Bangkok by Peter Nitsch is a very different kind of book although the two tomes have one thing in common: both come with an accompanying text by Jochen Müssig that has nothing to do with the photos. To be fair: the last paragraph of Bangkok (the text as a whole provides interesting infos) attempts to link the words to the photos but does it so cliché-ridden ... "he captures brief, unique moments" (well, moments are by definition brief, and they are also by definition unique) ... that I could have easily done without them.

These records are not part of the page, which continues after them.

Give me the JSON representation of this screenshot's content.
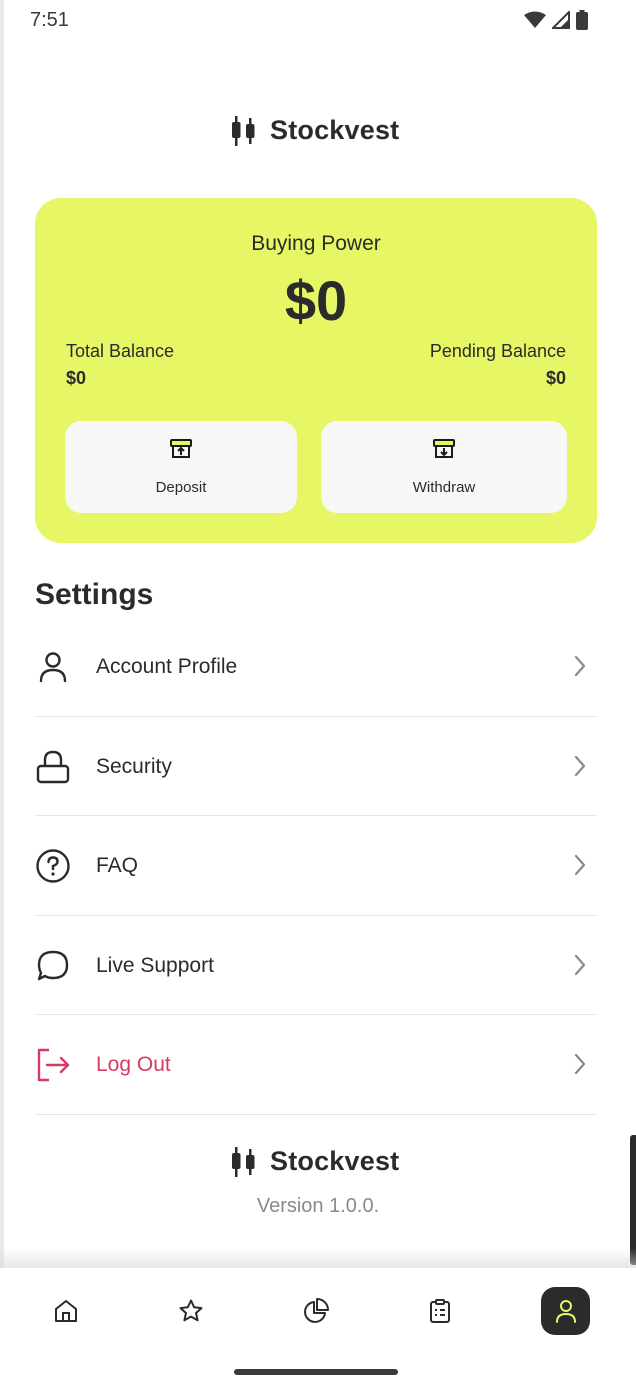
{
  "status_bar": {
    "time": "7:51",
    "icons": [
      "wifi-icon",
      "signal-icon",
      "battery-icon"
    ]
  },
  "brand": {
    "name_prefix": "Stockve",
    "name_highlight": "st",
    "accent_color": "#e6f664"
  },
  "balance": {
    "buying_power_label": "Buying Power",
    "buying_power_value": "$0",
    "total_balance_label": "Total Balance",
    "total_balance_value": "$0",
    "pending_balance_label": "Pending Balance",
    "pending_balance_value": "$0",
    "deposit_label": "Deposit",
    "withdraw_label": "Withdraw"
  },
  "settings": {
    "title": "Settings",
    "items": [
      {
        "label": "Account Profile",
        "icon": "user-icon"
      },
      {
        "label": "Security",
        "icon": "lock-icon"
      },
      {
        "label": "FAQ",
        "icon": "question-icon"
      },
      {
        "label": "Live Support",
        "icon": "chat-bubble-icon"
      },
      {
        "label": "Log Out",
        "icon": "logout-icon",
        "color": "#d93a64"
      }
    ]
  },
  "footer": {
    "version": "Version 1.0.0."
  },
  "tabs": [
    {
      "icon": "home-icon",
      "active": false
    },
    {
      "icon": "star-icon",
      "active": false
    },
    {
      "icon": "pie-chart-icon",
      "active": false
    },
    {
      "icon": "clipboard-icon",
      "active": false
    },
    {
      "icon": "user-icon",
      "active": true
    }
  ]
}
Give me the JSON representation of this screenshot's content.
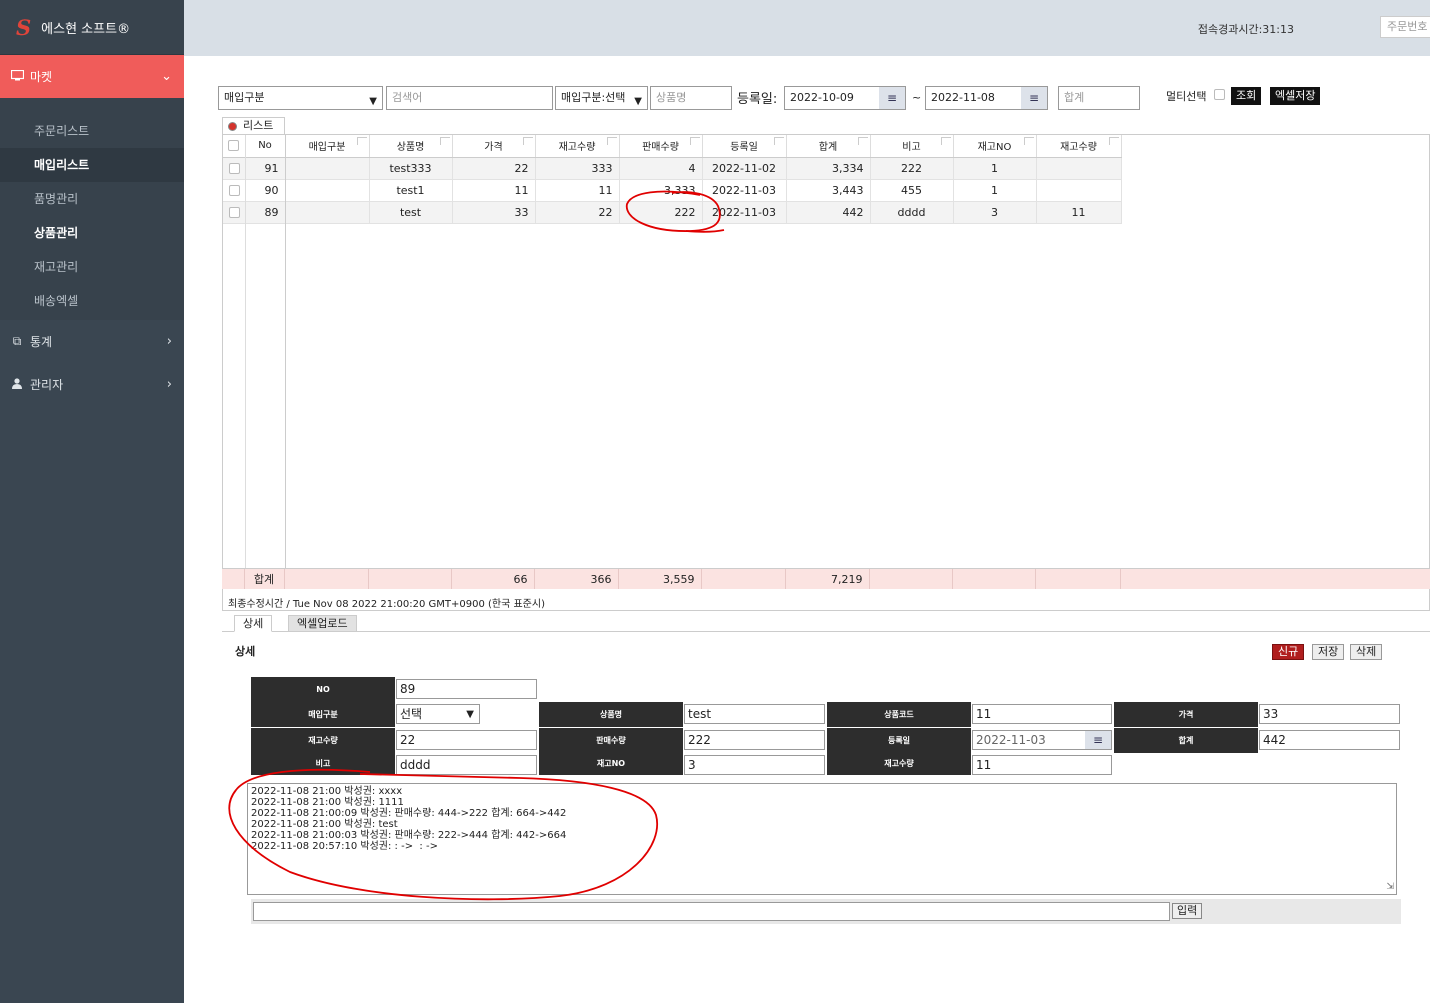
{
  "app": {
    "logo_letter": "S",
    "title": "에스현 소프트®"
  },
  "topbar": {
    "elapsed": "접속경과시간:31:13",
    "order_placeholder": "주문번호"
  },
  "sidebar": {
    "market": {
      "label": "마켓",
      "icon": "monitor-icon"
    },
    "items": [
      {
        "label": "주문리스트"
      },
      {
        "label": "매입리스트"
      },
      {
        "label": "품명관리"
      },
      {
        "label": "상품관리"
      },
      {
        "label": "재고관리"
      },
      {
        "label": "배송엑셀"
      }
    ],
    "stats": {
      "label": "통계",
      "icon": "copy-icon"
    },
    "admin": {
      "label": "관리자",
      "icon": "user-icon"
    }
  },
  "filters": {
    "purchase_type": "매입구분",
    "search_ph": "검색어",
    "purchase_select": "매입구분:선택",
    "product_ph": "상품명",
    "reg_label": "등록일:",
    "date_from": "2022-10-09",
    "tilde": "~",
    "date_to": "2022-11-08",
    "sum_ph": "합계",
    "multi_label": "멀티선택",
    "search_btn": "조회",
    "excel_btn": "엑셀저장"
  },
  "list_tab": "리스트",
  "grid": {
    "headers": [
      "No",
      "매입구분",
      "상품명",
      "가격",
      "재고수량",
      "판매수량",
      "등록일",
      "합계",
      "비고",
      "재고NO",
      "재고수량"
    ],
    "rows": [
      [
        "91",
        "",
        "test333",
        "22",
        "333",
        "4",
        "2022-11-02",
        "3,334",
        "222",
        "1",
        ""
      ],
      [
        "90",
        "",
        "test1",
        "11",
        "11",
        "3,333",
        "2022-11-03",
        "3,443",
        "455",
        "1",
        ""
      ],
      [
        "89",
        "",
        "test",
        "33",
        "22",
        "222",
        "2022-11-03",
        "442",
        "dddd",
        "3",
        "11"
      ]
    ],
    "totals": [
      "합계",
      "",
      "",
      "66",
      "366",
      "3,559",
      "",
      "7,219",
      "",
      "",
      ""
    ]
  },
  "last_modified": "최종수정시간 / Tue Nov 08 2022 21:00:20 GMT+0900 (한국 표준시)",
  "tabs": {
    "detail": "상세",
    "excel_upload": "엑셀업로드"
  },
  "detail": {
    "title": "상세",
    "new_btn": "신규",
    "save_btn": "저장",
    "delete_btn": "삭제",
    "labels": {
      "no": "NO",
      "purchase_type": "매입구분",
      "product": "상품명",
      "product_code": "상품코드",
      "price": "가격",
      "stock_qty": "재고수량",
      "sales_qty": "판매수량",
      "reg_date": "등록일",
      "total": "합계",
      "note": "비고",
      "stock_no": "재고NO",
      "stock_qty2": "재고수량"
    },
    "values": {
      "no": "89",
      "purchase_type": "선택",
      "product": "test",
      "product_code": "11",
      "price": "33",
      "stock_qty": "22",
      "sales_qty": "222",
      "reg_date": "2022-11-03",
      "total": "442",
      "note": "dddd",
      "stock_no": "3",
      "stock_qty2": "11"
    }
  },
  "log": "2022-11-08 21:00 박성권: xxxx\n2022-11-08 21:00 박성권: 1111\n2022-11-08 21:00:09 박성권: 판매수량: 444->222 합계: 664->442\n2022-11-08 21:00 박성권: test\n2022-11-08 21:00:03 박성권: 판매수량: 222->444 합계: 442->664\n2022-11-08 20:57:10 박성권: : ->  : ->",
  "input_btn": "입력",
  "colors": {
    "accent": "#f05c5a",
    "sidebar": "#3a4651",
    "annotation": "#e00000"
  }
}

So what about the photos? Some I thought excellent - the woman on her knees handing over food to the monks whose heads are invisible (but why call this shot "Lumphini Park"? A thoroughly superfluous information), the elegantly composed shots of the Marble Temple at Wat Benchamabophit, and of Wat Phra Kaeo, for instance; others were not exactly to my liking - the book cover in particular, a brightly lit skytrain station with even more brightly lit streets below (an over-use of photoshop, it seems) that could be just about anywhere. There were however also some that I would love to put under glass, and into a frame, and hang them on my wall. The shot from Soi Thong Lo that shows a casually dressed young woman going in one direction and an elegantly dressed young woman on the moving stairway above going in the other, or the black and white composition of a building front with a man looking down from one of the upper floors, or the look of the young man on the red bus on Thanon Ratchawithi. Very well captured moments, I'd say.